§ **Exercise description**:
Where the word "Playera" appears in a line below, copy the whole line.

(App and web page records)

* * * * * * * * *

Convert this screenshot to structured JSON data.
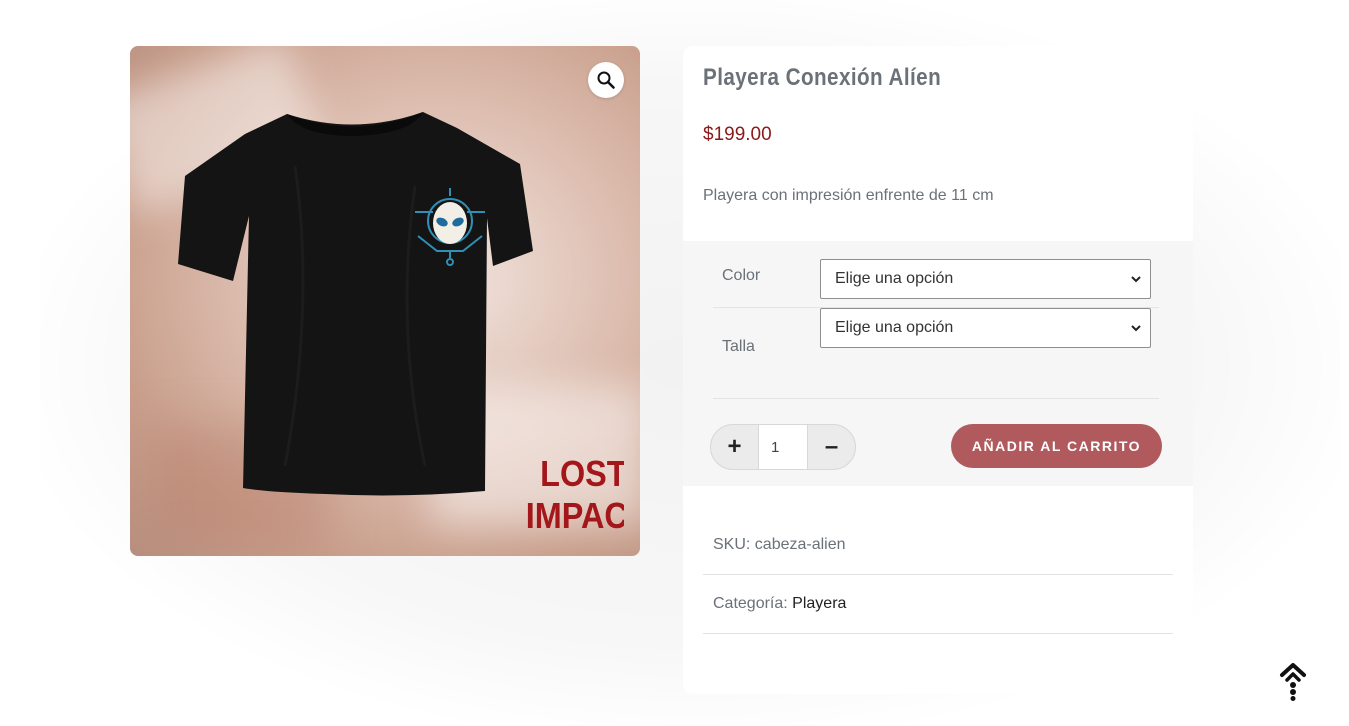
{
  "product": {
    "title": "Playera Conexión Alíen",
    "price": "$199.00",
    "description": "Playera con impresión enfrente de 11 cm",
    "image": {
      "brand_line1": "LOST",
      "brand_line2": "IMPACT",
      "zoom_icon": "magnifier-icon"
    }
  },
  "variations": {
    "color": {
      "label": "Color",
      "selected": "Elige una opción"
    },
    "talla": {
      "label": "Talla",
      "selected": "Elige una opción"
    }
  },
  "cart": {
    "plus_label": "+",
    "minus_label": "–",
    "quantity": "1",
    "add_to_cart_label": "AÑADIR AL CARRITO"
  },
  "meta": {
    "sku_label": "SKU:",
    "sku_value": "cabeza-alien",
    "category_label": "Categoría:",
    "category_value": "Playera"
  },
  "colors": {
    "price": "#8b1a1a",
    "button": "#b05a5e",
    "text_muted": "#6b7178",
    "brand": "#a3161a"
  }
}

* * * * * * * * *

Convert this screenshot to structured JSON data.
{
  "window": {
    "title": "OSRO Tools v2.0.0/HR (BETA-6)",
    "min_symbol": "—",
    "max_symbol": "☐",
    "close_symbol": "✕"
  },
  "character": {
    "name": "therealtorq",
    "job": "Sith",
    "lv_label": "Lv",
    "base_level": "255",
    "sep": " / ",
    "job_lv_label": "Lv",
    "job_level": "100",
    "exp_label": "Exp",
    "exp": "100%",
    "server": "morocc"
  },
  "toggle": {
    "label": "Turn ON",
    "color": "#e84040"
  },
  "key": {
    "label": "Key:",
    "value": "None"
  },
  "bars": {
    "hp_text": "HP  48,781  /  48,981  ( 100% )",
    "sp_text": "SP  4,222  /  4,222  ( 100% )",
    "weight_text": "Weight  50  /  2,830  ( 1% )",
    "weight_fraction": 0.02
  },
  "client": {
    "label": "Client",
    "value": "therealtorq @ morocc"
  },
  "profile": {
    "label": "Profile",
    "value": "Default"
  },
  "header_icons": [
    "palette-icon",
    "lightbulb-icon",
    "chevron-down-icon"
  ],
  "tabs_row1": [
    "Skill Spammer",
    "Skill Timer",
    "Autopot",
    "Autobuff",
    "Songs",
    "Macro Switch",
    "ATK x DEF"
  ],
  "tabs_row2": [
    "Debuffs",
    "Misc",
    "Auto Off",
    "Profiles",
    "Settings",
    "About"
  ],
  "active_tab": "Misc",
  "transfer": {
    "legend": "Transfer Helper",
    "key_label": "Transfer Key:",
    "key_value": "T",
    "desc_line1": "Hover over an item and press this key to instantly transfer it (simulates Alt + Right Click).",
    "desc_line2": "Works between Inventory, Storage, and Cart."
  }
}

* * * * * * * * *

§ **Answer space**:
    "title": "Playera Conexión Alíen",
    "description": "Playera con impresión enfrente de 11 cm",
    "category_value": "Playera"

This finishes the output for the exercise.